First Order
Logic: In
logic:
Quantified predicate logic where the quantified terms are only
subject terms and no
predicates. A standard abbreviation in mathematical logic is FOL. It
is a fairly interesting fact that First Order Logic (and Propositional
Logic) sort of chrystallized out of considerably more powerful and complicated systems (of
Frege and of Russell and Whitehead) as systems that were interesting in their own
rights.
There are a number of interesting results about FOL, notably by Lindström,
that show that FOL is in some  technical  senses optimal given its means and
restrictions.
Also, it is an interesting fact that standard
settheory is a firstorder theory (but
not pure predicate logic, since it is based on the
primitive "is an element of").
This also means that in set theory one has a considerable amount of
something much like higher order logic, since one has something like the
equivalent for any predicate P(x1 .. xn) by defining p = x1 .. xn : P(x1 ..
xn) and using (x1 .. xn)(p)( (x1 .. xn) e p > .... ) ) where ( (x1 .. xn) e p
> .... ) ) will be a formula about all nary predicates.

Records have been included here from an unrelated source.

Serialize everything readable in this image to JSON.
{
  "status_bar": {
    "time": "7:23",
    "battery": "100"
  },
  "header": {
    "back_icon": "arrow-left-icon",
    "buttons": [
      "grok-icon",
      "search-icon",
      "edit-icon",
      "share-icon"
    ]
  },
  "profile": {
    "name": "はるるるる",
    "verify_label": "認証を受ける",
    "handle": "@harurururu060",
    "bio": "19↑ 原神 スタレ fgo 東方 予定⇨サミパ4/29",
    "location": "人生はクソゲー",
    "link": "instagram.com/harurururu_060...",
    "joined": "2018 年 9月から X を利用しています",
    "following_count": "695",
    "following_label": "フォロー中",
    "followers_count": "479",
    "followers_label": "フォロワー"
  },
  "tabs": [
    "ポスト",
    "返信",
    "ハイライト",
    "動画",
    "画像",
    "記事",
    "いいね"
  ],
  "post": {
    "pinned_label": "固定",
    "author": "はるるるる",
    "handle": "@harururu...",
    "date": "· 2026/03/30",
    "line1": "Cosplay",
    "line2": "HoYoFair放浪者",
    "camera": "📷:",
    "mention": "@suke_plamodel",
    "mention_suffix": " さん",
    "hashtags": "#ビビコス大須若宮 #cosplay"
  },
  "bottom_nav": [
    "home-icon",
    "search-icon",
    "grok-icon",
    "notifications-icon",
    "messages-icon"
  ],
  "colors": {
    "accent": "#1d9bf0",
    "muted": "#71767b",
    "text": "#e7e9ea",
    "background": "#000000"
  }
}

Or briefly, because
in 'x e z' one can use 'z' much as if it is a predicate of 'x' and definable
by abstraction.
Likewise, having Higher Order Logic one can set up in it equivalents of set
theory (without using the settheoretical primitive 'is element of' or by
defining it).